    WebMD Health

  • The term complex is used by doctors to describe a person who is between being fully alert and unconscious.

    WebMD Health

  • The term complex is used by doctors to describe a person who is between being fully alert and unconscious.

    WebMD Health

  • The commission will also work out a strategy to tackle what it calls the "complex phenomenon" of illegal music downloading.

    EU Lays Out New Plans on Piracy, Music Rights

  • Developed by Heydey Partnership, the complex is aiming to prove that modern sustainably built homes can be affordable as well.

    Adrianne Jeffries | Inhabitat

  • But believe me when I say this complex is there, an ugly little current pushing female characters toward one pole or the other.

    Virgins and whores at SF Novelists

  • Their incoming top officer, General Jim Amos, recently told an audience the Corps has long been adept at quickly solving what he called complex and nasty security problems.

    Marines Need To Regain 'Maritime Soul,' Gates Says

Comments

Log in or sign up to get involved in the conversation. It's quick and easy.

  • complex number (n): (mathematics) a number of the form a+bi where a and b are real numbers and i is the square root of -1. The term "a" is the real part and the term "bi" is the imaginary part.

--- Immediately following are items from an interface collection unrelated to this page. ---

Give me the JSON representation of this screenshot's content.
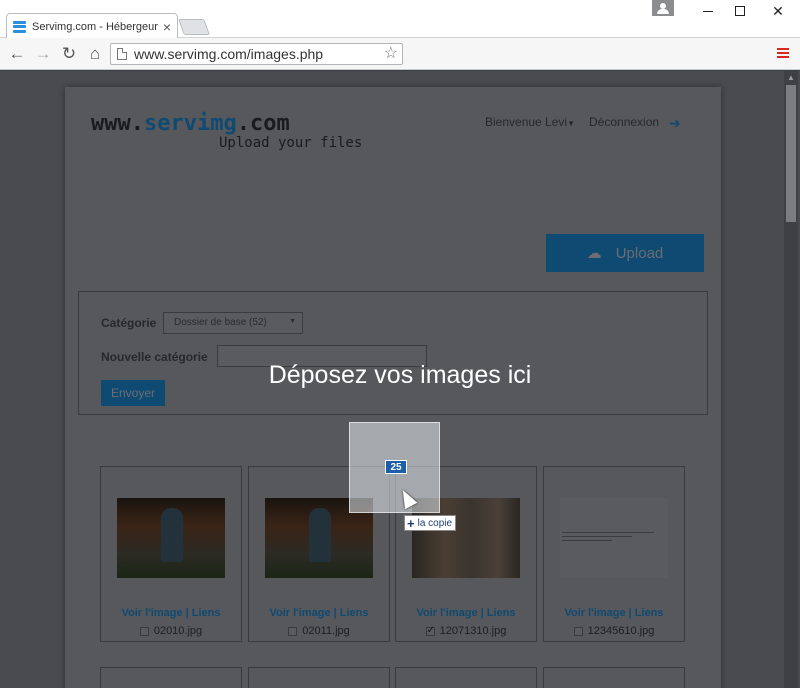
{
  "browser": {
    "tab_title": "Servimg.com - Hébergeur",
    "tab_close": "×",
    "url": "www.servimg.com/images.php",
    "win_close": "✕"
  },
  "header": {
    "logo_main_prefix": "www.",
    "logo_main_accent": "servimg",
    "logo_main_suffix": ".com",
    "logo_tagline": "Upload your files",
    "welcome": "Bienvenue Levi",
    "logout": "Déconnexion",
    "upload_label": "Upload"
  },
  "form": {
    "category_label": "Catégorie",
    "category_selected": "Dossier de base (52)",
    "new_category_label": "Nouvelle catégorie",
    "send_label": "Envoyer"
  },
  "gallery": {
    "links_label": "Voir l'image | Liens",
    "images": [
      {
        "file": "02010.jpg",
        "checked": false
      },
      {
        "file": "02011.jpg",
        "checked": false
      },
      {
        "file": "12071310.jpg",
        "checked": true
      },
      {
        "file": "12345610.jpg",
        "checked": false
      }
    ]
  },
  "overlay": {
    "drop_text": "Déposez vos images ici",
    "drag_count": "25",
    "copy_tooltip": "la copie"
  }
}
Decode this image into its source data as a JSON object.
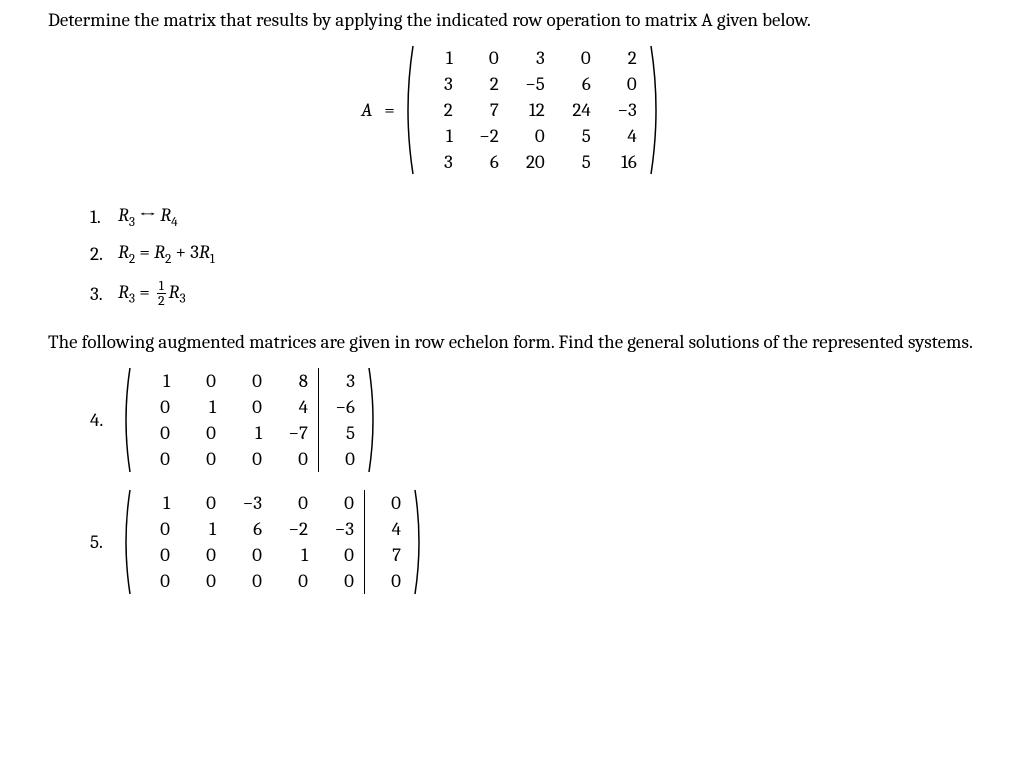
{
  "prompt1": "Determine the matrix that results by applying the indicated row operation to matrix A given below.",
  "A_lhs": "A",
  "eq": "=",
  "A": [
    [
      "1",
      "0",
      "3",
      "0",
      "2"
    ],
    [
      "3",
      "2",
      "−5",
      "6",
      "0"
    ],
    [
      "2",
      "7",
      "12",
      "24",
      "−3"
    ],
    [
      "1",
      "−2",
      "0",
      "5",
      "4"
    ],
    [
      "3",
      "6",
      "20",
      "5",
      "16"
    ]
  ],
  "ops": {
    "n1": "1.",
    "n2": "2.",
    "n3": "3.",
    "op1_lhs_R": "R",
    "op1_lhs_sub": "3",
    "op1_arrow": " ↔ ",
    "op1_rhs_R": "R",
    "op1_rhs_sub": "4",
    "op2_l_R": "R",
    "op2_l_sub": "2",
    "op2_eq": " = ",
    "op2_r1_R": "R",
    "op2_r1_sub": "2",
    "op2_plus": " + 3",
    "op2_r2_R": "R",
    "op2_r2_sub": "1",
    "op3_l_R": "R",
    "op3_l_sub": "3",
    "op3_eq": " = ",
    "op3_frac_n": "1",
    "op3_frac_d": "2",
    "op3_r_R": "R",
    "op3_r_sub": "3"
  },
  "prompt2": "The following augmented matrices are given in row echelon form.  Find the general solutions of the represented systems.",
  "q4": {
    "num": "4.",
    "left": [
      [
        "1",
        "0",
        "0",
        "8"
      ],
      [
        "0",
        "1",
        "0",
        "4"
      ],
      [
        "0",
        "0",
        "1",
        "−7"
      ],
      [
        "0",
        "0",
        "0",
        "0"
      ]
    ],
    "right": [
      [
        "3"
      ],
      [
        "−6"
      ],
      [
        "5"
      ],
      [
        "0"
      ]
    ]
  },
  "q5": {
    "num": "5.",
    "left": [
      [
        "1",
        "0",
        "−3",
        "0",
        "0"
      ],
      [
        "0",
        "1",
        "6",
        "−2",
        "−3"
      ],
      [
        "0",
        "0",
        "0",
        "1",
        "0"
      ],
      [
        "0",
        "0",
        "0",
        "0",
        "0"
      ]
    ],
    "right": [
      [
        "0"
      ],
      [
        "4"
      ],
      [
        "7"
      ],
      [
        "0"
      ]
    ]
  }
}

    May 13, 2008

  • The verbal use appears to be beakerspeak.

    December 18, 2015